Line filter on the word "JSON": copy each matching line from the entries.

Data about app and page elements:
● ● ● ● ● ● ●

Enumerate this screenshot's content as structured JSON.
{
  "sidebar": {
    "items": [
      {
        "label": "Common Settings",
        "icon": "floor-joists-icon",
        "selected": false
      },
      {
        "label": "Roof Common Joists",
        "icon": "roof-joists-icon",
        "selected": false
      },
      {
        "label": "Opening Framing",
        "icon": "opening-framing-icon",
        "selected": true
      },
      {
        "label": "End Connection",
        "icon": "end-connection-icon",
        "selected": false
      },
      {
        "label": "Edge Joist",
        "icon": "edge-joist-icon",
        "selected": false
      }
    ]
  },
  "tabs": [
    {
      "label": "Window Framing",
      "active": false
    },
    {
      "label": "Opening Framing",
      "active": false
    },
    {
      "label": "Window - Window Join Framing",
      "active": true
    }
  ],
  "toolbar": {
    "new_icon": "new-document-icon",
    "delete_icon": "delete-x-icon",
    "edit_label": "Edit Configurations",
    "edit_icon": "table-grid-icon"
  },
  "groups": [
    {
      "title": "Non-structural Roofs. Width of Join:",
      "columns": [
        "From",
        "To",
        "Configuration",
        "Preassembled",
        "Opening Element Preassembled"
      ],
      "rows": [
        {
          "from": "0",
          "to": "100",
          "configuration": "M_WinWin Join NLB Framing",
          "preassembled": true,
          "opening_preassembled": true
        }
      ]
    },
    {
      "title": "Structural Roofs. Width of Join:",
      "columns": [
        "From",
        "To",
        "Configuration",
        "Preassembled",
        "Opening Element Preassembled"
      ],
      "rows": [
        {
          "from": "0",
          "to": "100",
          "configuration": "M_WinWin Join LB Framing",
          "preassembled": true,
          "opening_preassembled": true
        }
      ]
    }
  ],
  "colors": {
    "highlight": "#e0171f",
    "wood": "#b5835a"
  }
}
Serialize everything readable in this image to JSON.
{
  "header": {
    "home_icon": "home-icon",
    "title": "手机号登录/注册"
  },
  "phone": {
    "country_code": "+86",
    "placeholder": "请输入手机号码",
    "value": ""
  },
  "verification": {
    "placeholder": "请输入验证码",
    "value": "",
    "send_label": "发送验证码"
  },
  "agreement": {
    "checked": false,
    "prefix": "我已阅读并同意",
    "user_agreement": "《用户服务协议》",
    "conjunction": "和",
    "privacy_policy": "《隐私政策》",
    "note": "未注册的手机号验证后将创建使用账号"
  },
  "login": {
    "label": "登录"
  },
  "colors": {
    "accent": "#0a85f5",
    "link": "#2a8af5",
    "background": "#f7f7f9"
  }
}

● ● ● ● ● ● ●

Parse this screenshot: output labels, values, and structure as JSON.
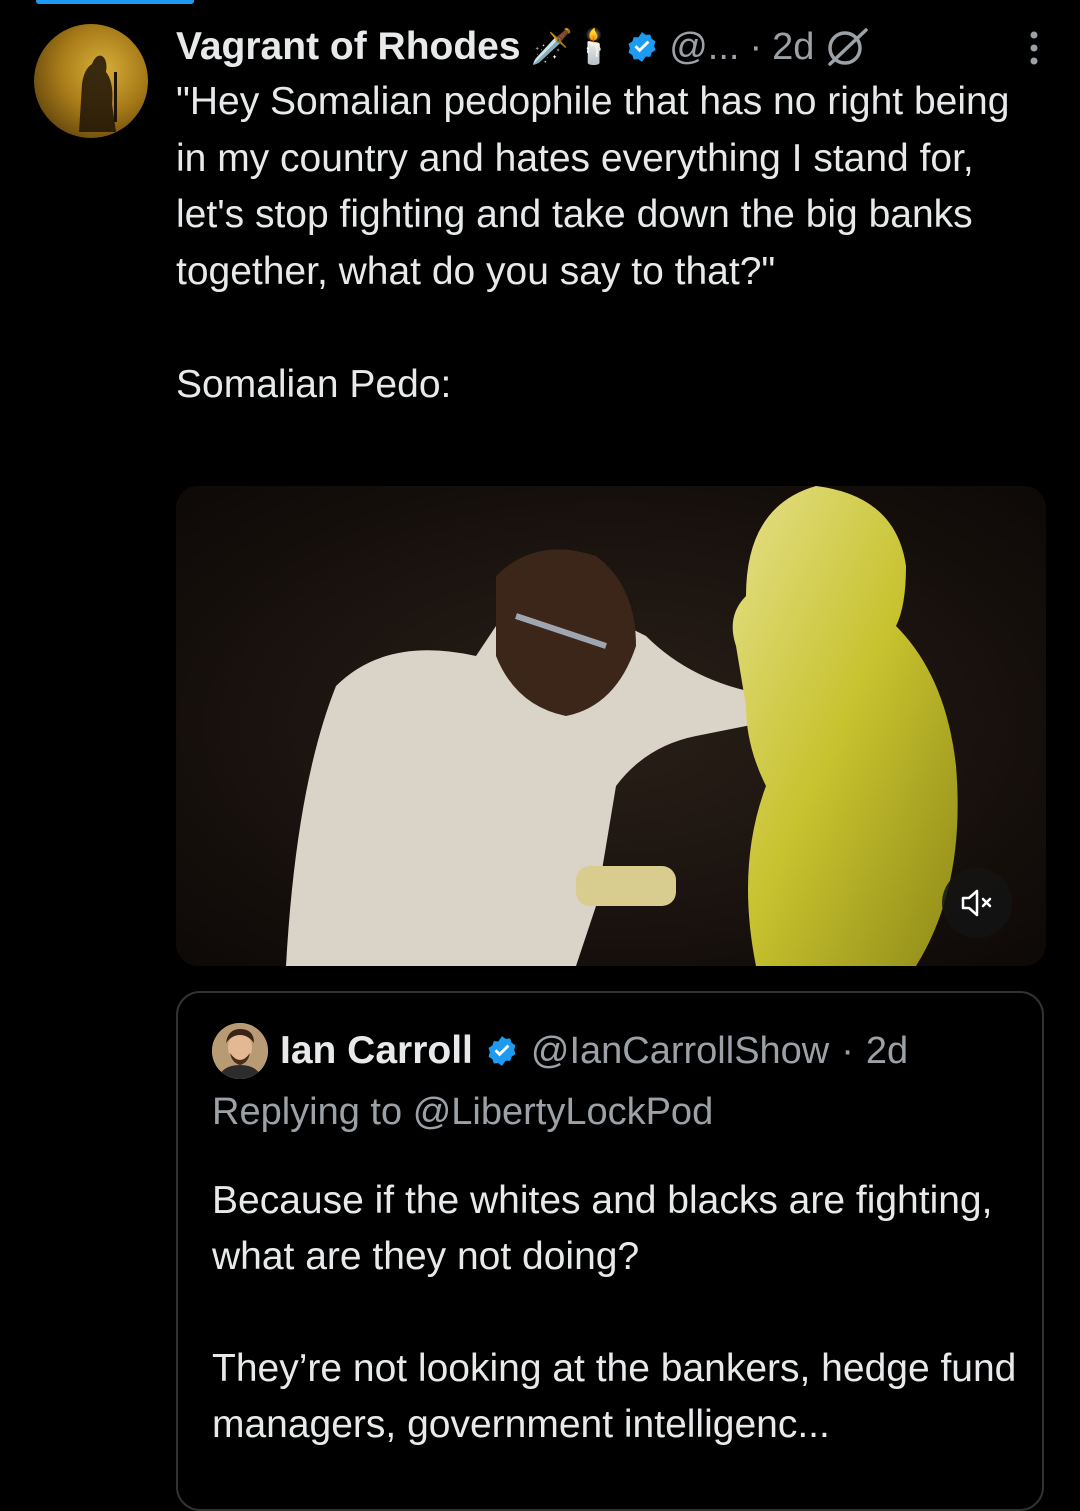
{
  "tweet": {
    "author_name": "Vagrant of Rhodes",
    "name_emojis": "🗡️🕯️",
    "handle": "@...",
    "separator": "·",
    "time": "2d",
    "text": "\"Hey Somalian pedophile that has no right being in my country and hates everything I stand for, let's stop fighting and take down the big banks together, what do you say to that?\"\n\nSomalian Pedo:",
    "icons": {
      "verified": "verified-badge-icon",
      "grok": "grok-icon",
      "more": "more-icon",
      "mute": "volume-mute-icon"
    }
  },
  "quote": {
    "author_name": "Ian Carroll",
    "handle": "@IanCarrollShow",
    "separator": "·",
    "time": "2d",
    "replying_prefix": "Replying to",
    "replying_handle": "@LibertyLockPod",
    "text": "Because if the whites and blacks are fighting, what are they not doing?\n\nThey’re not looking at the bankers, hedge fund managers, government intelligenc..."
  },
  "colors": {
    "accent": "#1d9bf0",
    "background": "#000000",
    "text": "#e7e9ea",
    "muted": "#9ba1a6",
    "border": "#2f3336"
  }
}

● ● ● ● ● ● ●

Written response:
Enumerate this screenshot's content as structured JSON.
Serialize everything readable in this image to JSON.
Parse this screenshot: output labels, values, and structure as JSON.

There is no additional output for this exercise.